Episode One introduces a real sense of urgency to your actions although its less about the developing storyline and more about combat. Its perhaps the less satisfying of all the Half-Life games but is still worth playing if not for mere continuity. (Individual rating: 8/10)

Half-Life 2: Episode One continues the story in the streets of a destroyed City 17.

Half-Life 2: Episode Two, which remains the latest instalment of the series if Portal 2 is considered in its own, sees the player leave City 17 for good and make their way to the White Forest base of the Lambda Resistance. Episode Two continues the story but actually adds a fair chunk of content, including new enemies to battle, specifically more variants of the Combine. (Individual rating: 9/10)

From there, we don’t know what happens.
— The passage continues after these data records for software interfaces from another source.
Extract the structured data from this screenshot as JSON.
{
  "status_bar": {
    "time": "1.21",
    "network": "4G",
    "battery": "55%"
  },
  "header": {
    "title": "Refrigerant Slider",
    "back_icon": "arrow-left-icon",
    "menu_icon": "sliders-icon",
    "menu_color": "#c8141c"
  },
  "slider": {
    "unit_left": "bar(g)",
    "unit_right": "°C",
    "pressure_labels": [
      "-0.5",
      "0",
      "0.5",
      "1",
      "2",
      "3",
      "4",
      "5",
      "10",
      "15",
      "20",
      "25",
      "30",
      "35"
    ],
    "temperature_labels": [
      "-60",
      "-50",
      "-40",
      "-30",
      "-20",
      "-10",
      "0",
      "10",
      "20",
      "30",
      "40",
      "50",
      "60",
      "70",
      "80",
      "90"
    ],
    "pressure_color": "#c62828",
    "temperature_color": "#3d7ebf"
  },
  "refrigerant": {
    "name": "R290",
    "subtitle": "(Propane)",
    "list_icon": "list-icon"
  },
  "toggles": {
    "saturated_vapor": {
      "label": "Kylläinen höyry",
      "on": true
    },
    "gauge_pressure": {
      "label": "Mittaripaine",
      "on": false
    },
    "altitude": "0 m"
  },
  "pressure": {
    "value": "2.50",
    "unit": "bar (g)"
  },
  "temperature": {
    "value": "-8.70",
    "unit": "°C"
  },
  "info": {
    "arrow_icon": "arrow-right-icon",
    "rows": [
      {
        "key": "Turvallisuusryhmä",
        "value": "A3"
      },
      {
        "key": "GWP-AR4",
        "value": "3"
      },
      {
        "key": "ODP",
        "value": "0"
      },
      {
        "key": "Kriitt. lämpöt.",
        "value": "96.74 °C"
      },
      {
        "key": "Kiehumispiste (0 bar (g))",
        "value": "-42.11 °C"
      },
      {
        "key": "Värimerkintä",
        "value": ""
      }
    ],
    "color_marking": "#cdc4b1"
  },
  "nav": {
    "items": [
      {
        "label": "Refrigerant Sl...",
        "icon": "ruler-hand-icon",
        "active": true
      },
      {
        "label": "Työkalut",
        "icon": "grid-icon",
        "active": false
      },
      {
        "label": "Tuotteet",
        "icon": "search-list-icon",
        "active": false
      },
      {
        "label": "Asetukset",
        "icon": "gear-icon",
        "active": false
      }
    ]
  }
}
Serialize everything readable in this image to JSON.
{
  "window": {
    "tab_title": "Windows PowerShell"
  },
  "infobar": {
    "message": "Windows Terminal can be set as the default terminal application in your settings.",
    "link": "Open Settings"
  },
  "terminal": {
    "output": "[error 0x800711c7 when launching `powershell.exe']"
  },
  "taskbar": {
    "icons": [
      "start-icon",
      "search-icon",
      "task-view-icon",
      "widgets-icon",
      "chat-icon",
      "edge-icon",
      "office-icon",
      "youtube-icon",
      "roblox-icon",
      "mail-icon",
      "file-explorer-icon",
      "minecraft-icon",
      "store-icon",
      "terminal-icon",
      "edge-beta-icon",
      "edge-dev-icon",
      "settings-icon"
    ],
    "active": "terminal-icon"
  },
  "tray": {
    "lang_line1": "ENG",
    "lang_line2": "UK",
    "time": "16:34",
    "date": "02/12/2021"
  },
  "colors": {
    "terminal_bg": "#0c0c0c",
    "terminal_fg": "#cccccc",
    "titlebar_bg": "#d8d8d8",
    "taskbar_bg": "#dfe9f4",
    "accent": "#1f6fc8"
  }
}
Episode Two introduces the player to a new segment of the story featuring the Borealis — an Aperture Science vessel said to contain significant technology that both the Resistance and the Combine want — but the only transmission to include information about this is cut off. Portal 2 didn’t address the storyline of Half-Life 2 (although they exist in the same universe, Portal and Half-Life haven’t really crossed over aside from the odd mention) but a hidden area of the Aperture Science facility showed the location of the Borealis before it mysteriously disappeared.

Half-Life 2: Episode Three (or, perhaps, Half-Life 3) has become the industry’s most notable case of vapourware. The episodic sequels to the original Half-Life 2 game were planned to exist as a trilogy, but Valve has never discussed the third game, even though its been nearly five years since the release of Episode Two.

We’ll be looking at Half-Life 3 rumours and speculation of the future of the franchise in a future article!

Final Thoughts

The entire Half-Life franchise is something you should not pass up playing, even now, years after even the latest instalment. It received positive reviews when released because it continued Half-Life’s legacy as a revolutionary release. That has perhaps faded slightly with time, but its still a series that you really play. Alongside modern titles, it becomes evident that aspects of Half-Life 2 aren’t fantastically well executed or paced although they are in the minority.

I didn’t play any of the series until recently, after being introduced to Portal 2 by a friend shortly after release, yet I still loved it. I’m really excited for the future of the franchise, especially if a speculated further cross with the world of Portal exists. I’m just now getting round to playing Half-Life, though, but fortunately its storyline allows a player to enjoy it before or after Half-Life 2.

Simply put, if you haven’t played Half-Life, what are you waiting for? Not that I wish to imply you have been sleeping on the job.


Half-Life 2 is the hit sequel to Half-Life, which re-introduces the player to Gordon Freeman and the alien threat on Earth.